McNerney offers bill to crack down on offshoring

Rep. Jerry McNerney, D-Pleasanton, introduced a bill today that he said would crack down on loopholes that encourage corporations to ship jobs overseas, and would hit harder at corporations using overseas tax havens illegally.

The Stop Outsourcing and Create American Jobs Act of 2011 directs the Secretary of the Treasury to make a list of “corporate tax haven countries” that enable outsourcing; it also would increase penalties for corporations guilty of a variety of illegal transactions related to an offshore tax haven, such as fraud or false claims.

The bill requires federal agencies to request information about corporations’ outsourcing practices when applying for government contracts and allows preference to be given to companies that have not outsourced jobs in the last year. The penalty for falsifying information regarding outsourcing on an application would be a fine of up to the value of the contract, and a corporation committing this offense also would be disqualified from seeking new contracts for two years.

Any revenue generated by the bill’s fines would be used to pay down the national debt.

“What the people of our region need is clear: jobs. We cannot afford to see good-paying jobs get sent overseas so that big corporations can enjoy landfall profits. The time is now to put a stop to companies shipping American jobs overseas,” McNerney said in a news release. “We are never going to get our economy back on track if corporations keep sending jobs overseas. To do so while honest, hard-working people can’t find jobs is a travesty. These big corporations keep getting richer and richer, while real people are struggling to survive in today’s economy.”

Josh Richman

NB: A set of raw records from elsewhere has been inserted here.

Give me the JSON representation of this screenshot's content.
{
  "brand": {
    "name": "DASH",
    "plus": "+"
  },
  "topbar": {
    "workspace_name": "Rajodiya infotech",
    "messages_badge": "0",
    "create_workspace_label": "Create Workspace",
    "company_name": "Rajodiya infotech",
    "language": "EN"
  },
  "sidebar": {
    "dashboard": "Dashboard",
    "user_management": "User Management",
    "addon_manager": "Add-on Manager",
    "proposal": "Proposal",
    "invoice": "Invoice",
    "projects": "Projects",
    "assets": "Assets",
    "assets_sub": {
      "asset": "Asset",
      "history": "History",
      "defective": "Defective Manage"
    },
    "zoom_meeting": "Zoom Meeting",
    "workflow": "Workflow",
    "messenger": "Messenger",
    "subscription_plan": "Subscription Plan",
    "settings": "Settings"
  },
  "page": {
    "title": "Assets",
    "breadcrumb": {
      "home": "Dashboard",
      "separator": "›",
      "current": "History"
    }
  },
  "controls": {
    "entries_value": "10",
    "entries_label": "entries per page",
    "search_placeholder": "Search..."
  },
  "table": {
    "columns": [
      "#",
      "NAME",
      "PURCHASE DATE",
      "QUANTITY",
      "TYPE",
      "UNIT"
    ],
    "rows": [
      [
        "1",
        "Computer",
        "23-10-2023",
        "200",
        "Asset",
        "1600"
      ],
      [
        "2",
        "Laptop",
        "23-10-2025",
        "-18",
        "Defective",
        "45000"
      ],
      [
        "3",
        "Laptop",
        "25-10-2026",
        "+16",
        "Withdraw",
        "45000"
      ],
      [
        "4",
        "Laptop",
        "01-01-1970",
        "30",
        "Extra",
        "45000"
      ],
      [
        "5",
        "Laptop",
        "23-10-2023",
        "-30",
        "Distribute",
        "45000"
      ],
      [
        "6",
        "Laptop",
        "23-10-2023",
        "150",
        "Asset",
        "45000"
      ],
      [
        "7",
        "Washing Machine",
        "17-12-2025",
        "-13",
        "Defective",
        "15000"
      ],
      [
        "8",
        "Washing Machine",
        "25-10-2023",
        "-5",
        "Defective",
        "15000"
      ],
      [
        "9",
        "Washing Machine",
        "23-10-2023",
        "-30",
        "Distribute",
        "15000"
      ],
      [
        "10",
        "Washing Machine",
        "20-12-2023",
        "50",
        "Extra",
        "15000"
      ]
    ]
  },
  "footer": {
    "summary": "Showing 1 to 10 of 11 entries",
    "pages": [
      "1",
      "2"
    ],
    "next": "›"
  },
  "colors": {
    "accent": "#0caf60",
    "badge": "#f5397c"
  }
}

Josh Richman covers state and national politics for the Bay Area News Group. A New York City native, he earned a bachelor’s degree in journalism from the University of Missouri and reported for the Express-Times of Easton, Pa. for five years before coming to the Oakland Tribune and ANG Newspapers in 1997. He is a frequent guest on KQED Channel 9’s “This Week in Northern California;” a proud father; an Eagle Scout; a somewhat skilled player of low-stakes poker; a rather good cook; a firm believer in the use of semicolons; and an unabashed political junkie who will never, EVER seek elected office.